Citibank Hacked – Time to Stuff the Mattress

by on 06/09/2011 in Security, Vulnerabilities

Is it time to declare anarchy of sorts by taking our hard earned money from the bank and stuffing it in our mattresses? Today, more and more banks are being targeted by cyber crimnals and there is no end in sight.Hiding Money in a Mattress

You can bet that Citibank is now back peddling because of their recent attack by a group of hackers that resulted in a loss of Personally Identifiable Information for more 200,000 customers. They say it only affected 1% of all its customers and only customers’ names, account numbers, contact details and email addresses were stolen in this breach. I feel better already, NOT! Even one person is too much, but 200,000, come on!

I dislike it when big corporations play down the significant of this attack. I also think Citibank is holding back the truth. Citibank is the world’s largest credit card provider (150,000,000) worldwide. This means that at least 1.5 million customer accounts were compromised. Do the math – 1 percentage of 150 million. You would think a bank would get the math right.

I wouldn’t feel to secure being a customer at Citibank right now. The security hole was found during routine checking in early May. If this is the case, why did the bank wait so long to inform its customers? A communication should have been sent immediately after the assessment of the breach. It looks as though Citibank was covering it up so that the press didn’t get wind of this breach.

It makes me wonder how safe my information and money is in this day and age. One day, and soon, we all may be stuffing our money in our mattresses.

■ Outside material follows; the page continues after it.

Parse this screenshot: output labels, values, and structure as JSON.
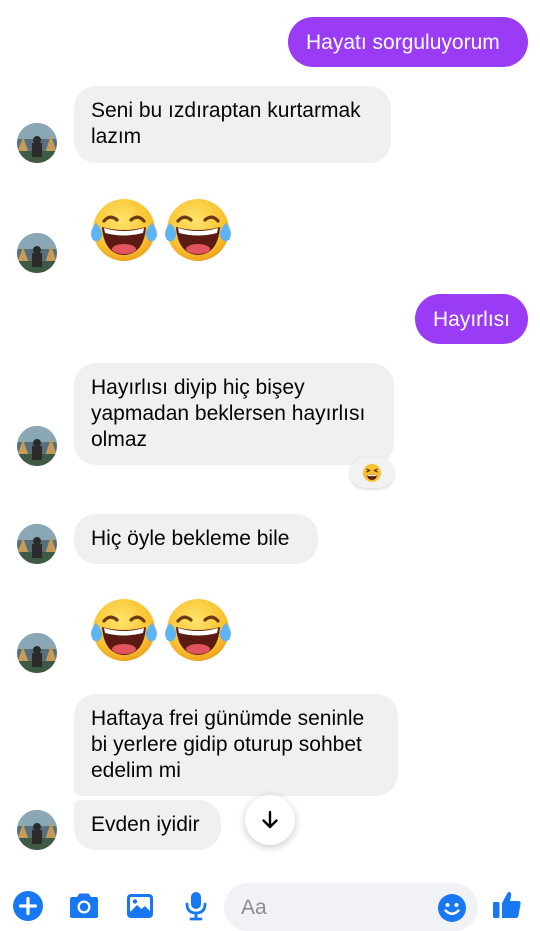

12 Responses to “Citibank Hacked – Time to Stuff the Mattress”

  1. James

    Jun 10th, 2011

    If the big banks are not adequately protecting consumers credit card information, then it makes you wonder how safe your credit card info is at even the larger online stores such as amazon, ebay or processors like paypal.

    I just got through dealing with a stolen credit card purchase, hope there is not a round two. Even if they reimburse for the fraudulent payment, they may have dinged your credit as many people do not realize that once a person uses more than half of their credit limit, it negatively impacts their credit score which can then affect a home purchase or other important pending loan application.

    • Frank Jovine

      Jun 10th, 2011

      James,

      It is scary that these banks are not as secure as most people think.

  2. Jhonny

    Jun 11th, 2011

    This shows hackers are smarter than the developers !
    I hope someday the developers make a complete secure system so that hackers get a boot.

  3. Social Media Marketing

    Jun 12th, 2011

    You are right Frank, this is very scary. We are not sure if it is still safe.

    • Frank Jovine

      Jun 13th, 2011

      Douglas,

      Just be careful with what you share on the net.

  4. Jack Nicholson

    Jun 14th, 2011

    It is scary that these banks are not as secure as most people think.

  5. Aşk

    Jun 14th, 2011

    When hackers will end

    • Frank Jovine

      Jun 14th, 2011

      Ask,

      It will never end or at least not in my life time.

  6. Evadman

    Jun 15th, 2011

    This hack was done by simply the oldest trick in the book. I can’t believe that a programmer could make such a boneheaded move. It was done by changing the GET string to a different account. The GET string is the part of the URL after the question mark. For example, below is the url to google to search for ‘techjaws’.

    http://www.google.com/search?q=techjaws

    Changing the ‘techjaws’ to something else, searches for something else. Like this one for ‘tech’

    http://www.google.com/search?q=tech

    The breach required changing the part of the URL that had your account number to someone elses account number. I’m too lazy to look up the actual URL string, but here’s an example: changing

    http://citi.com/account.aspx?account=12345

    to

    http://citi.com/account.aspx?account=12346

    Would display the next account information. Citi wasn’t checking that the logged in user was actually logged into that specific account, just that the user was logged into ANY account. That means something as simple as an incorrectly entered bookmark by any person would put that person into someone else’s account. It’s mindbogglingly stupid that this hole would exist; on a major banking site no less.

    So all someone had to do was go though trying numbers in sequence, downloading data all the way. A simple script could download hundreds of thousands of accounts in a few minutes.

    I would bet that Citi noticed when a log showed 1 IP accessing thousands of accounts. Then, when citi figured it out, they didn’t notify anyone right away because they needed to fix the security hole.

    • Frank Jovine

      Jun 15th, 2011

      Evadman,

      Very nice write up and it’s the simplest things that these sites overlook that puts us all in harms way. Nice write up and one that could be used as an article follow up.

  7. John

    Jun 27th, 2011

    I think the banks should be looking at getting the hackers on thier payrole!

    • Frank Jovine

      Jun 27th, 2011

      John,

      I have said that before and I am sure many sophisticated hackers are on the governments payroll today.